### TASK ITEM
Pick out each line in these entries that contains the string "structured".

[DATA UNDER STUDY]

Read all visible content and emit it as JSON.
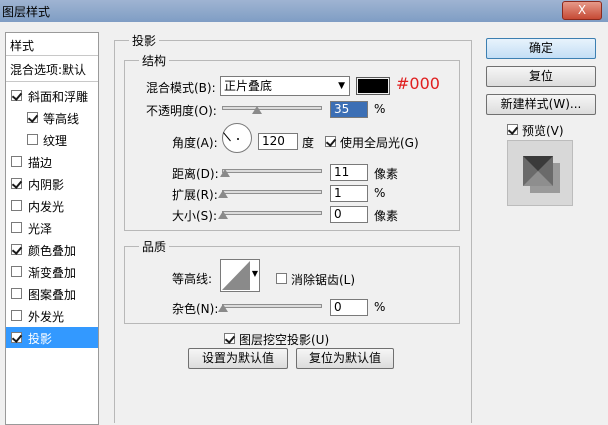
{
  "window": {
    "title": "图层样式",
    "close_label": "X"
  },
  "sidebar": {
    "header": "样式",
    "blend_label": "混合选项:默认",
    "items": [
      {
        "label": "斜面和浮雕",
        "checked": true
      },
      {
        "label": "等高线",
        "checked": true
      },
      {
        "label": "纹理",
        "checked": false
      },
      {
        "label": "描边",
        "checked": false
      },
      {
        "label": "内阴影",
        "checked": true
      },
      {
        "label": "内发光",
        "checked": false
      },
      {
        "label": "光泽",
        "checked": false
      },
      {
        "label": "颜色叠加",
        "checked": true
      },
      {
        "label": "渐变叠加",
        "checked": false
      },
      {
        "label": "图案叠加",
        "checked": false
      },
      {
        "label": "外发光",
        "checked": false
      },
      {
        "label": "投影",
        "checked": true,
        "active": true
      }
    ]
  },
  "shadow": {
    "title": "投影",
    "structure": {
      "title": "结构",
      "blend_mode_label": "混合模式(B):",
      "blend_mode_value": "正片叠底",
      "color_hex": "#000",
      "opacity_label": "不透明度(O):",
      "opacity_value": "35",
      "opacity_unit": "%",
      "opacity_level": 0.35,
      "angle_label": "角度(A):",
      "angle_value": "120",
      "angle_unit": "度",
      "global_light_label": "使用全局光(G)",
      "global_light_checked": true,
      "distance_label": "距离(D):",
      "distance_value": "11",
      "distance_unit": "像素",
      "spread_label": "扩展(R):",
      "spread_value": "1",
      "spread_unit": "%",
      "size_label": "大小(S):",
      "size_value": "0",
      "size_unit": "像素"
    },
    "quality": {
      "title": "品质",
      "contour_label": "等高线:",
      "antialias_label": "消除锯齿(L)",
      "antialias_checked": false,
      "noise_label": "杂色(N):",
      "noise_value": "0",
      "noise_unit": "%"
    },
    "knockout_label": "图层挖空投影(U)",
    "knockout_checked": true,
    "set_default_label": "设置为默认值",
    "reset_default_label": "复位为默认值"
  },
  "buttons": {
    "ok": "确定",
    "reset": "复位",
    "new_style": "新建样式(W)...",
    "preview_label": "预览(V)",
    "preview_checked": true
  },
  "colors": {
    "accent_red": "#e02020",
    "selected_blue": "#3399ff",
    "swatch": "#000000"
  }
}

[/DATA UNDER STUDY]
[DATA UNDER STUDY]

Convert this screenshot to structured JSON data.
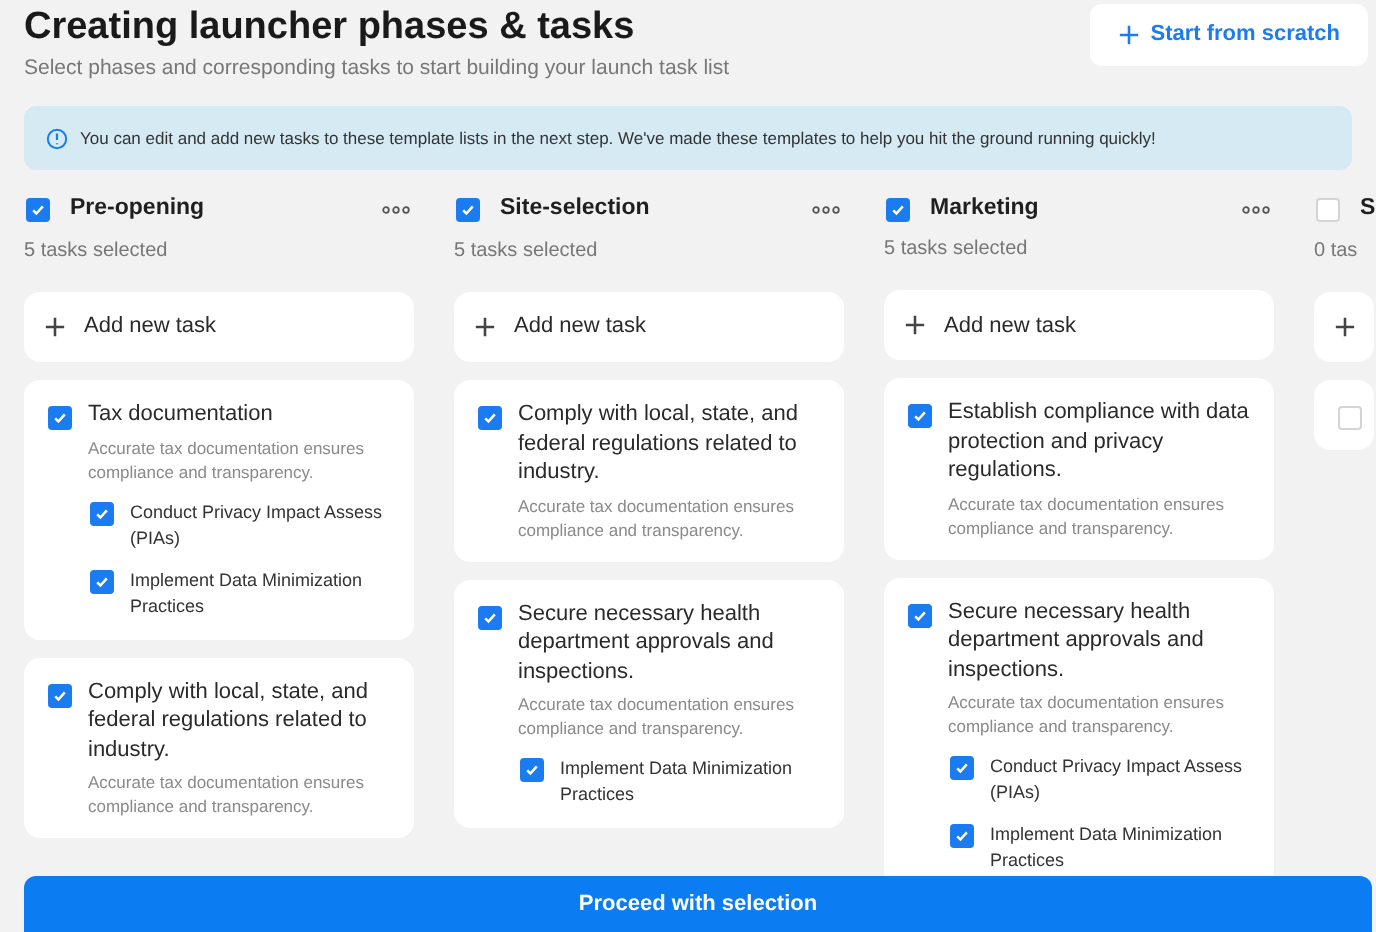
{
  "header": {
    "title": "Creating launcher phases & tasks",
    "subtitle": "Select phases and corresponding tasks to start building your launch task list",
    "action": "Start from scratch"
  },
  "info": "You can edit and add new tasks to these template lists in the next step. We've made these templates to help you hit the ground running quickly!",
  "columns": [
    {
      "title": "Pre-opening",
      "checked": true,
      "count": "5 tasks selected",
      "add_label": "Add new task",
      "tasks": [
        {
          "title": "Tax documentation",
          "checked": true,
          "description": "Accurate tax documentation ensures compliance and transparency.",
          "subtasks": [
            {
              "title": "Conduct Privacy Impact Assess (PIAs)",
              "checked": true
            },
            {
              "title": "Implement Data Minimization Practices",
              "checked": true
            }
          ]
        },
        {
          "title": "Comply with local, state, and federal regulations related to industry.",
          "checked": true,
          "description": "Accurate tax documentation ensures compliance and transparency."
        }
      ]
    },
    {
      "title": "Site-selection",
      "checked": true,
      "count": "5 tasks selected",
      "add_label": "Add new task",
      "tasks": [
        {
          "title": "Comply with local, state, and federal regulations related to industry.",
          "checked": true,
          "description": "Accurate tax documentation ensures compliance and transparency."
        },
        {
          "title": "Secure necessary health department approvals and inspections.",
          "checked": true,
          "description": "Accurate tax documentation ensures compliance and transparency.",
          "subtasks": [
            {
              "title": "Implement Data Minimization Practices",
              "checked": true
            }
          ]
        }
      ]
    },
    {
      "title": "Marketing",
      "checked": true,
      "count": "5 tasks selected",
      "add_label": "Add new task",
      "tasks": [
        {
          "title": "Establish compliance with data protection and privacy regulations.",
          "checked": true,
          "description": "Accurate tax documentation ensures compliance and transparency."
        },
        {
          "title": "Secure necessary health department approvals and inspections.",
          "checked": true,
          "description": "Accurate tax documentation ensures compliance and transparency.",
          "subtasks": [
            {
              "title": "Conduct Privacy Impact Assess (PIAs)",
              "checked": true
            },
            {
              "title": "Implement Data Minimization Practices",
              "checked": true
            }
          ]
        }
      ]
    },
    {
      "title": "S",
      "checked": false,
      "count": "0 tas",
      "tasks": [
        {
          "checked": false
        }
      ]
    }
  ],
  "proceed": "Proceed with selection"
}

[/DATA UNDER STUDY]
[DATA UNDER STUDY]

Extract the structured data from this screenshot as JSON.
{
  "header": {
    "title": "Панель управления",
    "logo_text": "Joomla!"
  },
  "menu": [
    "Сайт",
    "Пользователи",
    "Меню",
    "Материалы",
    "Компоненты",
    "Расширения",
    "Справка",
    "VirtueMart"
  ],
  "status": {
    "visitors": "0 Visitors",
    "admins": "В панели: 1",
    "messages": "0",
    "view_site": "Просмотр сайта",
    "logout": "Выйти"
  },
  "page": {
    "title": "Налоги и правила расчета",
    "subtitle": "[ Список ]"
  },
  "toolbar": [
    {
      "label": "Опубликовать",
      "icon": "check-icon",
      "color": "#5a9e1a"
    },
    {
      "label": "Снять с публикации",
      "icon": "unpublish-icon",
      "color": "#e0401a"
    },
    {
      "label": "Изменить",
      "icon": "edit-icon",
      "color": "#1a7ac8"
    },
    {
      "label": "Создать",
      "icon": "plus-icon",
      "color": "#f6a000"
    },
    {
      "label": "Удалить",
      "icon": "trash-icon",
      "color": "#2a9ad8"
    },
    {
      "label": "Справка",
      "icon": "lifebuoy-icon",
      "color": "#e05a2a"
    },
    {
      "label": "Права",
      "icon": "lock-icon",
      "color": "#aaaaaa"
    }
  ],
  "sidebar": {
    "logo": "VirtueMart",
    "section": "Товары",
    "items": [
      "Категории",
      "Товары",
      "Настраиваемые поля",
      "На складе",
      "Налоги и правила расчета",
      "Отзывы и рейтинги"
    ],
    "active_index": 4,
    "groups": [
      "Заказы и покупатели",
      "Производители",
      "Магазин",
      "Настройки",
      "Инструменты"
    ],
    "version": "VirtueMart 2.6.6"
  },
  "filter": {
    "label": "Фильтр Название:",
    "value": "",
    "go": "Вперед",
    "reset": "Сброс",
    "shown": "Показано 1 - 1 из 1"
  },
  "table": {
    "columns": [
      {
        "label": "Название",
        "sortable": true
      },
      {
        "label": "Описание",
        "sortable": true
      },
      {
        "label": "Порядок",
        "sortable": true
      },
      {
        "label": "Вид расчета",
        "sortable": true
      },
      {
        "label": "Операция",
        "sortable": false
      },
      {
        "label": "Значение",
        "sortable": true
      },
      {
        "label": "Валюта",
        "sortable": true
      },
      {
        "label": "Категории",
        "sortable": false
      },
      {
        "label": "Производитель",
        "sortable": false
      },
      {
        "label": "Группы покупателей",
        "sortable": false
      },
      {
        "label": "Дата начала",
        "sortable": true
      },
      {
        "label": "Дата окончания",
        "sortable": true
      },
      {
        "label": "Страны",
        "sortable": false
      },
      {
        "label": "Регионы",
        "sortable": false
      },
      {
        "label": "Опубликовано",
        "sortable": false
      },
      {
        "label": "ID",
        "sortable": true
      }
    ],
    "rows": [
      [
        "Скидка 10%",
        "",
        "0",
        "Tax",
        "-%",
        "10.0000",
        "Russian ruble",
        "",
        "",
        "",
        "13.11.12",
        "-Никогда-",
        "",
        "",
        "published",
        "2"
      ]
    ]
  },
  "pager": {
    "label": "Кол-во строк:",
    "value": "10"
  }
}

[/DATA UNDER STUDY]

### ANSWER AREA
Convert this screenshot to structured JSON data.
Extract the structured data from this screenshot as JSON.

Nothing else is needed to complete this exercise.